I rarely discuss out of state appellate decisions, unless the issues involved could be influential in the State of Washington. An appellate case out of California, People v. Cody Julian, is a recent example. It involves an area of psychology called Child Sexual Abuse Accommodation Syndrome.
What is Child Sexual Abuse Accommodation Syndrome?
Child Sexual Abuse Accommodation Syndrome (CSAAS) is a theory of how children respond to ongoing sexual abuse. It outlines common behaviors and is believed to be a diagnostic tool. Experts in the field can be called to give testimony in abuse cases, either for or against the alleged perpetrator.
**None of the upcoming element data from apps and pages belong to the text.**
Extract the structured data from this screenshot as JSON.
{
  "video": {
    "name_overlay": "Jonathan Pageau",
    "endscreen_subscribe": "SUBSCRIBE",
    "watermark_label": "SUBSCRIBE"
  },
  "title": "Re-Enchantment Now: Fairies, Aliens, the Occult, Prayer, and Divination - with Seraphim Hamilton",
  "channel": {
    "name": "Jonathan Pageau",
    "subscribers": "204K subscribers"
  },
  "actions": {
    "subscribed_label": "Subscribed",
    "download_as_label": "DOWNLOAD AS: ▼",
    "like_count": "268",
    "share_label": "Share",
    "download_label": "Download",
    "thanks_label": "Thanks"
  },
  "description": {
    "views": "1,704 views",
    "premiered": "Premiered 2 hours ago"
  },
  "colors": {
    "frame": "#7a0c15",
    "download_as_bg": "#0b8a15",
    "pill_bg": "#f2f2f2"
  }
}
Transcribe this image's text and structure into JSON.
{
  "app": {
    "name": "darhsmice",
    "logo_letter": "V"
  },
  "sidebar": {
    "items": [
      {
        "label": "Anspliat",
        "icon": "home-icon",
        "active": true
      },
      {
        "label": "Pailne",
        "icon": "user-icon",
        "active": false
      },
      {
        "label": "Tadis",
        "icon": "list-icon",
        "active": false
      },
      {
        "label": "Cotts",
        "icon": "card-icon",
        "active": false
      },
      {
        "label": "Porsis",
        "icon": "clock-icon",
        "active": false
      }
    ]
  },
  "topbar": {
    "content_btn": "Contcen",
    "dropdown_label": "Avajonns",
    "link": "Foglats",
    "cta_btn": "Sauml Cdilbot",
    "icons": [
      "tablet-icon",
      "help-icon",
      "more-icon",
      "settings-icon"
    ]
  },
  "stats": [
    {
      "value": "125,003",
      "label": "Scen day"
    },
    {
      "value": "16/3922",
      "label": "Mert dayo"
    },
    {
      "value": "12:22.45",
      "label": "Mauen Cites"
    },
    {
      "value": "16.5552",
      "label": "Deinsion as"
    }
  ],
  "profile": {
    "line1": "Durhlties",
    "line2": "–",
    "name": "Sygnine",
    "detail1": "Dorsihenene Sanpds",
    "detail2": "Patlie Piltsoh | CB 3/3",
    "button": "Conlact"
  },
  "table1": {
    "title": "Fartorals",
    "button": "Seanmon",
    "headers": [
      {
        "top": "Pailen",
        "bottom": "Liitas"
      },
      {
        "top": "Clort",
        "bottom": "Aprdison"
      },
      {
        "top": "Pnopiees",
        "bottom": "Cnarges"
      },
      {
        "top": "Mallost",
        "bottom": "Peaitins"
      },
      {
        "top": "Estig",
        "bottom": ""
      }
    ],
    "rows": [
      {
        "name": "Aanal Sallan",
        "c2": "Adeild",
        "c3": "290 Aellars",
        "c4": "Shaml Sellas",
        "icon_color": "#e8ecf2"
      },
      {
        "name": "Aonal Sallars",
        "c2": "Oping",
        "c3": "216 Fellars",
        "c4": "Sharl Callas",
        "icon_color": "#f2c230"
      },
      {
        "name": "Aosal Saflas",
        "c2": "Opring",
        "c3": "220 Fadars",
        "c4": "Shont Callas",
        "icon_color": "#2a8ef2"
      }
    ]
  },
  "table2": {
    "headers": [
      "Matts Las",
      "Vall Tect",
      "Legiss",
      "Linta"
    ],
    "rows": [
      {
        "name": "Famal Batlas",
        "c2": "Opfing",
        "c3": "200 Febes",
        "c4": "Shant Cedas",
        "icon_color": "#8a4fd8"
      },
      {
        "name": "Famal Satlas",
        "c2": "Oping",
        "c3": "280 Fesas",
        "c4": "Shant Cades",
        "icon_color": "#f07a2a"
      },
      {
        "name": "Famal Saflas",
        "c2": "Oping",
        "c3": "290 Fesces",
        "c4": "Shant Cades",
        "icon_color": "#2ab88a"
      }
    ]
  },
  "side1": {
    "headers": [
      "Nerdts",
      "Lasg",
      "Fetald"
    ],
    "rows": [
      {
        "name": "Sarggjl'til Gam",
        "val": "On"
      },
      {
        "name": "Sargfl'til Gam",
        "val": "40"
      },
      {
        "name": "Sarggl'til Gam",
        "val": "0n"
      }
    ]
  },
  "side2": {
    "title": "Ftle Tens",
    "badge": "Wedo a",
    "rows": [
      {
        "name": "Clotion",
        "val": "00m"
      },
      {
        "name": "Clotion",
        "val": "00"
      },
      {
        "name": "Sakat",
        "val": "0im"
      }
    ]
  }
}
CSAAS expert testimony is admissible to “rehabilitate” a child witness. This occurs when the defense argues the alleged child victim’s conduct is inconsistent with a claim of sexual abuse. A classic defense attempt at witness discreditation is when the child delays reporting abuse. California, as does Washington State, allows expert testimony on common reactions child molestation victims experience, such as abrupt changes in behavior. However, such evidence is “not admissible to prove the complaining witness has in fact been sexually abused” (a difficult distinction).
The prosecutor in Mr. Julian’s case, after presenting CSAAS evidence, introduced statistical percentages of false allegations by child sexual abuse victims. The expert testified false allegations by children “don’t happen very often… about as low as one percent of cases to a high of maybe 6, 7, 8 percent of cases…” False allegations were “very infrequent or rare.”
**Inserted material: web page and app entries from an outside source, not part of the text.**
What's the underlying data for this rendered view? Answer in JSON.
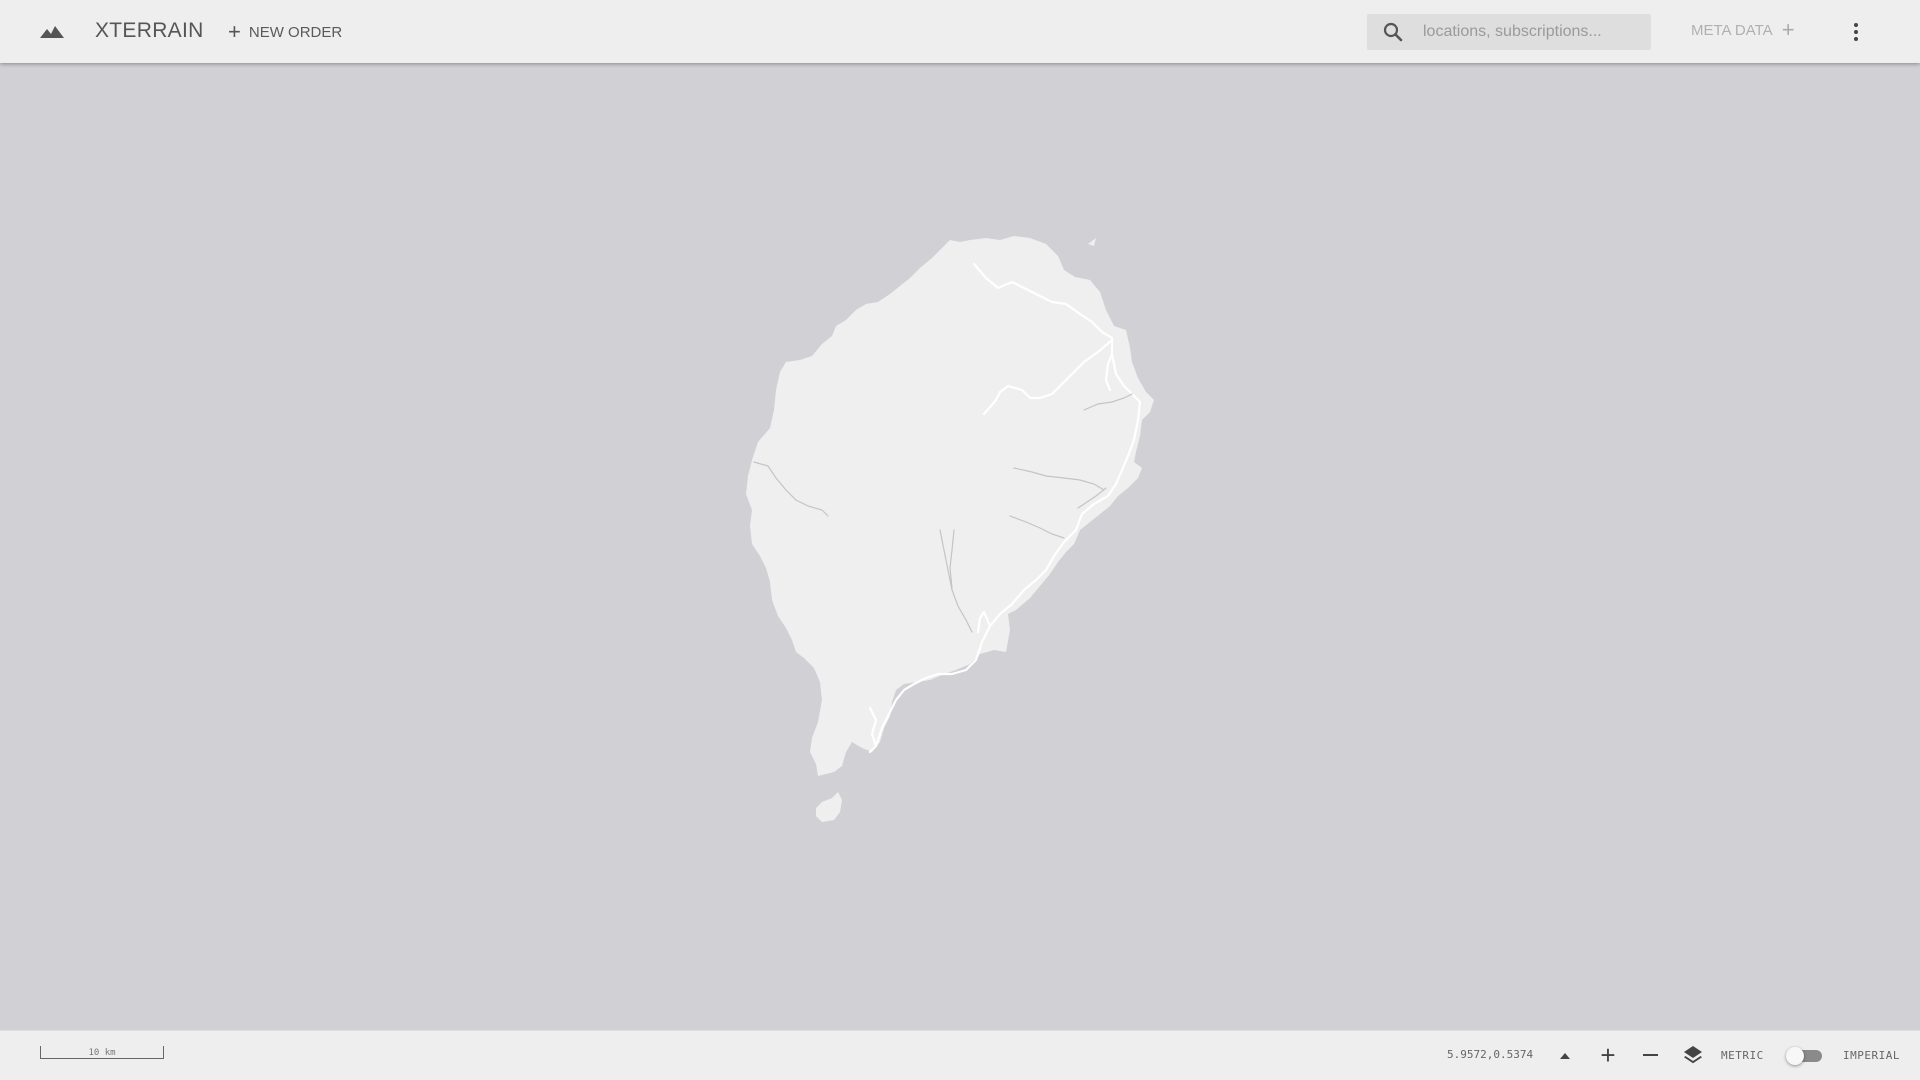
{
  "app": {
    "title": "XTERRAIN",
    "logo_icon": "mountain-icon"
  },
  "toolbar": {
    "new_order_label": "NEW ORDER",
    "meta_data_label": "META DATA",
    "search_placeholder": "locations, subscriptions...",
    "search_value": ""
  },
  "map": {
    "land_color": "#efefef",
    "water_color": "#d1d0d5",
    "road_color": "#ffffff",
    "river_color": "#c4c4c8"
  },
  "statusbar": {
    "scale_label": "10 km",
    "coordinates": "5.9572,0.5374",
    "unit_metric": "METRIC",
    "unit_imperial": "IMPERIAL",
    "unit_imperial_selected": true
  }
}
This went over the line! So much so, the court found Mr. Julian’s defense lawyer “ineffective” when he failed to object to the testimony. The Court held such statistical probabilities were “statistical probabilities of guilt”, where “the jury may be distracted from its required function of weighing the evidence on the issue of guilt and may rely instead on this irrelevant evidence.” The statistical probability invited jurors to presume Julian was guilty.
Instead of rehabilitating a child’s inconsistency over details that were in conflict, the prosecutor chose to get into statistical percentage of false allegations. He probably felt compelled to because the child testified inconsistently. She testified one of her statements was “mostly true and a little bit of a lie.”
The statistical probability testimony went beyond the “permissible scope” of CSAAS evidence, was “highly prejudicial,” and “deprived Mr. Julian of a fair trial.” His convictions for lewd acts upon a child and sexual penetration of a child under ten years of age were reversed and his case was remanded for a new trial.
Washington state often looks to California as “persuasive authority.” Here, the state prosecutor went too far in attempts to use an expert to bolster child testimony.
If you have a criminal matter and would like to consult with a lawyer, contact Jan Olson at Ellis, Li & McKinstry, PLLC. You can reach Jan by calling (206) 682-0565 or by e-mail at firstname.lastname@example.org.